Carter Hall is back as the Savage Hawkman. Carter’s skill at deciphering lost languages has led him to a job with an archaeologist who specializes in alien ruins. But one of his latest discoveries is Morphicius, whose deadly power helps to spread an alien plague through New York City. With innocent lives in the balance, Carter Hall must use the power of the Nth metal bonded to his body to don his wings and become Hawkman…
I’ve already reviewed the first three issues of this series on the site, but this is a complete review, and incorporates some of my earlier comments. My initial thoughts stuck around for the whole series, and I think it is a pretty strong overall story, complemented by some great artwork. The antagonists are interesting and original, and the struggles against them are fast-paced and pretty no-nonsense. It’s not the best series in the New 52, but that’s not to say it’s bad.
The book includes the first two storylines – the first sees Carter face off against Morphicius, an alien parasite entity (total badass), who is drawn to the Nth Metal that makes up Hawkman’s armour and weapons.
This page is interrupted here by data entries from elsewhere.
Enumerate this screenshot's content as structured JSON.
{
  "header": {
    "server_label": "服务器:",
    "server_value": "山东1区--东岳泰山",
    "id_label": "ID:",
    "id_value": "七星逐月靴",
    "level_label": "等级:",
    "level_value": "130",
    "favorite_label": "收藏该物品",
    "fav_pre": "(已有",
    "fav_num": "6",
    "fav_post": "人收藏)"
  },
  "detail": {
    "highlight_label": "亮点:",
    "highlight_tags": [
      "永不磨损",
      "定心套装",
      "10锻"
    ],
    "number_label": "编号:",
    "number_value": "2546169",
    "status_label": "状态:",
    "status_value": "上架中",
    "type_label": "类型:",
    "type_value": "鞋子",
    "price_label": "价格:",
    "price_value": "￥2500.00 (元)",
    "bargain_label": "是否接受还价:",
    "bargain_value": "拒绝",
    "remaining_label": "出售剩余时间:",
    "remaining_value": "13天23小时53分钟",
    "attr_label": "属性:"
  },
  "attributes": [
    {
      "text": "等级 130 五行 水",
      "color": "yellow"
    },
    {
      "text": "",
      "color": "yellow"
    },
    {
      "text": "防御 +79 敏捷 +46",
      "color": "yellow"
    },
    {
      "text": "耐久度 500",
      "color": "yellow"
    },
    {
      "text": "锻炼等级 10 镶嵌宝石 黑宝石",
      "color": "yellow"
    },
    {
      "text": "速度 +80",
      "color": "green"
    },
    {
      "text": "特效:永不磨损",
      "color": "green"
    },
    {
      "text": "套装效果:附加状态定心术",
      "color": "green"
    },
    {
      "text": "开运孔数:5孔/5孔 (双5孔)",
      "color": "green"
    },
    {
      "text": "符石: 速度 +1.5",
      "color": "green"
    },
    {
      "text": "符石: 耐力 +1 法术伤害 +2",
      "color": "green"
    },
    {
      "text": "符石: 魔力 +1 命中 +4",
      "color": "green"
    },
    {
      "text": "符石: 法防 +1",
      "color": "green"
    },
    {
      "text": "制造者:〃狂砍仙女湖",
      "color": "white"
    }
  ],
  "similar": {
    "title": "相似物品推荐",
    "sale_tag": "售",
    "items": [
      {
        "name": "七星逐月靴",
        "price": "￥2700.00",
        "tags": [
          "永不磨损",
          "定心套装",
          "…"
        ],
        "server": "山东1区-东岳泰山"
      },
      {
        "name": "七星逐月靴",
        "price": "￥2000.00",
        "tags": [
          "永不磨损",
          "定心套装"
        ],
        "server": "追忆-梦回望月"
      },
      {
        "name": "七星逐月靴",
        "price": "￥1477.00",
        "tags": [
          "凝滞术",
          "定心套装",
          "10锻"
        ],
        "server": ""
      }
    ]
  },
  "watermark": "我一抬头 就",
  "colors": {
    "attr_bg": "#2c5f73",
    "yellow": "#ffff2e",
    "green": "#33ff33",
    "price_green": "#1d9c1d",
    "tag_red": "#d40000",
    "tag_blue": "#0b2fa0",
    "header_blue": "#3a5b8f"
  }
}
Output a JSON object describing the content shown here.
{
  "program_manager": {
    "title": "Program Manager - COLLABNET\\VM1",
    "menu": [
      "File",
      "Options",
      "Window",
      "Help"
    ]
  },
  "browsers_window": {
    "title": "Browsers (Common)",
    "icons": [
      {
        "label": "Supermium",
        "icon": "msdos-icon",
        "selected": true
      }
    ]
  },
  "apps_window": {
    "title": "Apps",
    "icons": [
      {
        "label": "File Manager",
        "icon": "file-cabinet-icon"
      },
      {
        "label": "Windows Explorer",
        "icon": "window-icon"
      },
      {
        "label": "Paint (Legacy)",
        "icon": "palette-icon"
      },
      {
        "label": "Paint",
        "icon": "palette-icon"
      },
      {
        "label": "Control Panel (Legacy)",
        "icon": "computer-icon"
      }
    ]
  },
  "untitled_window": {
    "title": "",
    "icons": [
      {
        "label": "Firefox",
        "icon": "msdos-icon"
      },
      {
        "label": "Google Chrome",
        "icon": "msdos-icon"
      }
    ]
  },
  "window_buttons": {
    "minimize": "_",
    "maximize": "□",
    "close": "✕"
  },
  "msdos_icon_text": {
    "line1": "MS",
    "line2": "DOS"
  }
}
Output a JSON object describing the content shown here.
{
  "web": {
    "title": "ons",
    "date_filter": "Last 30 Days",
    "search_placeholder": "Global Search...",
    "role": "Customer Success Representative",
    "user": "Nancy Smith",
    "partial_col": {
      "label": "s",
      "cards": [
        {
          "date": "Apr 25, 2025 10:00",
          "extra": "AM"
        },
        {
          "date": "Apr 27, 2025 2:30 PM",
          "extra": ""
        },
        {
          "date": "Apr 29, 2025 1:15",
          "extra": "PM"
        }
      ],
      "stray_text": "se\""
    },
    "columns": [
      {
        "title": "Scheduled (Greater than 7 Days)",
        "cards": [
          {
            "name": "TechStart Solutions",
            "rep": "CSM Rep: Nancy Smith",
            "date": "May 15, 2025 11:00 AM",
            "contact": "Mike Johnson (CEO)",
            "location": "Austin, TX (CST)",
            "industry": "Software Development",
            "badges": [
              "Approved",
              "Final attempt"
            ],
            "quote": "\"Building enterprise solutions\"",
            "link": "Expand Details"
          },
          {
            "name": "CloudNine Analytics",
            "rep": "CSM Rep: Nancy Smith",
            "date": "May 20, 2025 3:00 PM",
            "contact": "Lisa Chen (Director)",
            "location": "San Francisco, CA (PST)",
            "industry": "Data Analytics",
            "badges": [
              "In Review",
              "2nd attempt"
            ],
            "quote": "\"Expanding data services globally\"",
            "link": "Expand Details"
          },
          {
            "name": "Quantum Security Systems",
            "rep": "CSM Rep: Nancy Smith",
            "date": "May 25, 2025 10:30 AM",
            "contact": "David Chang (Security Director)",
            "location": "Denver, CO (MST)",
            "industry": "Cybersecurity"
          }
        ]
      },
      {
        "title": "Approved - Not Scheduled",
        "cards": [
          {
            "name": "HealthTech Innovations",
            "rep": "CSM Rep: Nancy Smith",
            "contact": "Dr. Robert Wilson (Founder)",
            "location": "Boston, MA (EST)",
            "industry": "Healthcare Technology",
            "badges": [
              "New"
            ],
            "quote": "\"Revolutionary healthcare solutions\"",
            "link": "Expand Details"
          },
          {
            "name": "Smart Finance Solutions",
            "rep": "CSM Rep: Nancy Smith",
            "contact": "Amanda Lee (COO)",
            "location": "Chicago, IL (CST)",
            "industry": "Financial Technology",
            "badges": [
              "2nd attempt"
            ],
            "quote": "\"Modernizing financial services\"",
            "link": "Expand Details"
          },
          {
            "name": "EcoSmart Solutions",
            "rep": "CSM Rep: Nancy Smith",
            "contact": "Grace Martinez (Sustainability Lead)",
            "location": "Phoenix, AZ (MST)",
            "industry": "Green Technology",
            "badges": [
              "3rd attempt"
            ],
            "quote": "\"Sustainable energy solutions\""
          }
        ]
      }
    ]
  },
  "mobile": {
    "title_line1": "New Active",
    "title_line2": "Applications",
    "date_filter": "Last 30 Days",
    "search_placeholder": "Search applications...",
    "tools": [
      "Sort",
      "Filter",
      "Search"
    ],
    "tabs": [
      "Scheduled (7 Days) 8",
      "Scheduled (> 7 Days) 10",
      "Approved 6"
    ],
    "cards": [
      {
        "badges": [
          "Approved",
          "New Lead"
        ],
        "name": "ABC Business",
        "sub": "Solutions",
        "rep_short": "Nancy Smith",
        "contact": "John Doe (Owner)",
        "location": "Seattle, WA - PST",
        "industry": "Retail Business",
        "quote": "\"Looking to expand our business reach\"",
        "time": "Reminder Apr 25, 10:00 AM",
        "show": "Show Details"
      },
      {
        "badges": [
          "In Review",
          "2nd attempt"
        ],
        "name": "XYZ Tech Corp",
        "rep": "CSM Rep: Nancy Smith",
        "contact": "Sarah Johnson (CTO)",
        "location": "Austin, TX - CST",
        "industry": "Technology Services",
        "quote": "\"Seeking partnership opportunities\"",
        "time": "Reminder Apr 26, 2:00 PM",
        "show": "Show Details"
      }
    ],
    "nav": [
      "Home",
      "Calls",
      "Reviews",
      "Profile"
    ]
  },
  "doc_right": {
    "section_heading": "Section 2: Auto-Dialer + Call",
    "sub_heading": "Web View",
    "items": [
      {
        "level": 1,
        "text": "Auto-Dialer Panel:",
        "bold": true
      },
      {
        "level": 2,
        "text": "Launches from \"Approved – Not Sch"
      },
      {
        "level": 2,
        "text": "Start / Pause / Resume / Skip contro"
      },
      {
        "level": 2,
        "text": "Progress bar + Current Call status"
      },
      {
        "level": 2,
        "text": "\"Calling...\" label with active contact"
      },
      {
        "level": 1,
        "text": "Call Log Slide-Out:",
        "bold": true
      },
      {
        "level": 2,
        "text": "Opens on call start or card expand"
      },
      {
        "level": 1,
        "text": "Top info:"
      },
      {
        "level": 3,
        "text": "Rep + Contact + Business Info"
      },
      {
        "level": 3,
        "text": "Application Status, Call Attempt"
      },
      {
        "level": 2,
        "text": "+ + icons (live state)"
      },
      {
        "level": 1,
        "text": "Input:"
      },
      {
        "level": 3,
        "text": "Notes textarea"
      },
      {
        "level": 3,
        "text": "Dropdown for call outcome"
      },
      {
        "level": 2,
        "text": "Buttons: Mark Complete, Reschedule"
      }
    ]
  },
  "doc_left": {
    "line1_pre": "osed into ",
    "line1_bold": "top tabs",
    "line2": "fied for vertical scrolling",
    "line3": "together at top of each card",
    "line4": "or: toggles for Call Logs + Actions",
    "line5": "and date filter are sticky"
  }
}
At the start of the book, Carter is attempting to get rid of the armour, but something strange happens and it bonds with him instead, giving him a little more control and access. These three chapters offer a great introduction to Carter Hall and Hawkman for new readers, as he tries to adapt to his armour’s new state.
We learn about some of Carter’s relationships with the others from the archaeological group. He’s not really a people-person, and seems to have perfected the art of the Brood. We are introduced to the mysterious Dr. Hogarth Kane, but not really much about why he’s so interested in Morphicius (let alone how he knows about the alien creature). Things get rather weird at the end of the Morphicius arc, one character in which will resurface in the final, semi-stand-alone chapter of the book.
The second storyline, which was new to me, was more horror-esque, as the walking dead intrude on Carter’s life. Gentleman Jim, an undead badass, also drawn to Nth Metal (noticing a pattern), is after the key to immortality. The antagonist is ambivalent to the cost his quest will require, and Hawkman must rush to stop the mass-slaughter of New Yorkers. In the process, he meets Static, the star of Static Shock (the already-cancelled New 52 titles) who seems entirely unfazed by the arrival of hundreds of zombies…
It’s not difficult to see why he was trying to get rid of the Nth metal at the start of the series, given how attractive it is to unsavory characters...
I’m not entirely sure what I think of this title. It’s interesting, for sure, but the story seems to move both slowly and fast at the same time. It doesn’t flow quite as well as many of the other titles I’ve been reading. Some things appear a little too easy or convenient, and there are a few jumps in time (only minor), but it seems that in order to keep this to four issues, they’ve really upped the tempo. I’ll read the next issue for the sake of completeness, and because I would like to know what happens to Morphicius.
I really like the art for the series: it’s moody, alternately detailed and rough (though it looks more as though it was painted, rather than appearing like a scratchy sketch).
There’s a lots of action – it’s near constant, actually, which will certainly appeal to many comic fans. For me, however, I thought the story could have benefited from some more character development, some more personal narrative, and fleshing out Carter’s non-action life. The only other niggle I had was that the dialogue can sometimes read a little like a ’90s action movie.
Originally I wasn’t sure if there was enough to the story to hook me and keep me coming back. Now that I’ve read the first eight issues of the series, I find myself keen to learn and read more about Hawkman and his adventures. Count me in for Volume 2.